Having led a group discussion about the book with some people from a pretty straight charismatic/evangelical church, one of the big points of debate we got into was whether or not people ought to be paid to be in full time ministry.
Perhaps it shouldn’t have done, but one contribution took me a little by surprise:
“The trouble is that we are all busy professional people, and so to solve the problem of all this stuff that needs doing in the church we say, ‘hey, why don’t we pay you to go full time’. Then the person we pay starts working and is surprised to find that nobody is volunteering for stuff, while we all turn up on Sunday and want something delivered by them without any hassle.”
Again it seems that the hectic blind alley of the city can lead to situations that don’t really suit anyone, but everyone struggles to change. Then again, I know of situations where people are working as ordained ministers part time, but basically being exploited for their good will and finding things tough.
In a consumer society based on specialisation of labour, does employing leaders full time brings with it an immediate danger of everyone defaulting to them… And with that the vision and momentum of the group ending up becoming ‘top-down’? I know many CofE churches have actually found the most fruitful times have been in an interegnum where they actually have to get their hands dirty and get involved.

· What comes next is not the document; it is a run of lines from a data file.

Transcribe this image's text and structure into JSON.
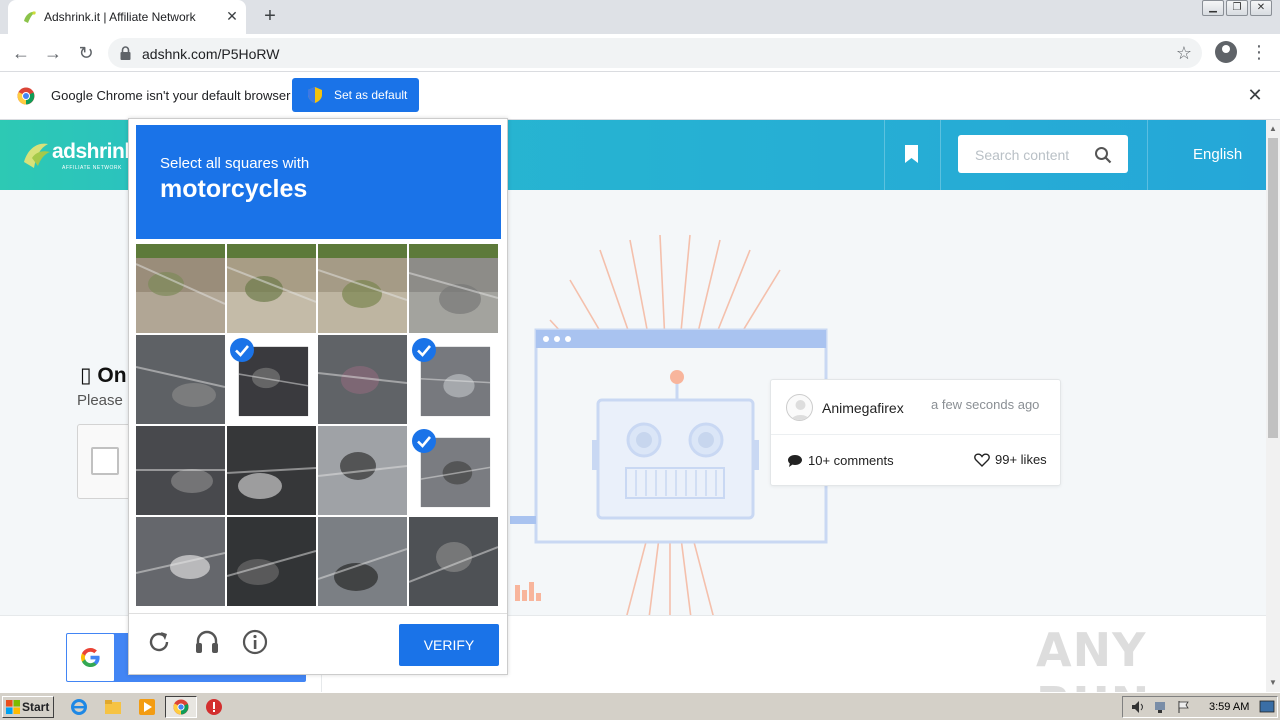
{
  "browser": {
    "tab_title": "Adshrink.it | Affiliate Network",
    "url": "adshnk.com/P5HoRW",
    "infobar_message": "Google Chrome isn't your default browser",
    "set_default_label": "Set as default"
  },
  "site": {
    "logo_text": "adshrink.it",
    "logo_sub": "AFFILIATE NETWORK",
    "search_placeholder": "Search content",
    "language": "English",
    "lead_title": "On",
    "lead_sub": "Please"
  },
  "card": {
    "author": "Animegafirex",
    "time": "a few seconds ago",
    "comments": "10+ comments",
    "likes": "99+ likes"
  },
  "captcha": {
    "instruction": "Select all squares with",
    "target": "motorcycles",
    "verify_label": "VERIFY",
    "selected_tiles": [
      5,
      7,
      11
    ]
  },
  "watermark": "ANY RUN",
  "taskbar": {
    "start_label": "Start",
    "clock": "3:59 AM"
  },
  "colors": {
    "accent": "#1a73e8",
    "header_start": "#2dc9b4",
    "header_end": "#25a7d8"
  }
}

I don’t think this precludes some full time administration support, but wouldn’t think a better norm be a team of leaders who work part time in other jobs too? Is too much money wasted on salaries which could be better spent on actually doing the stuff?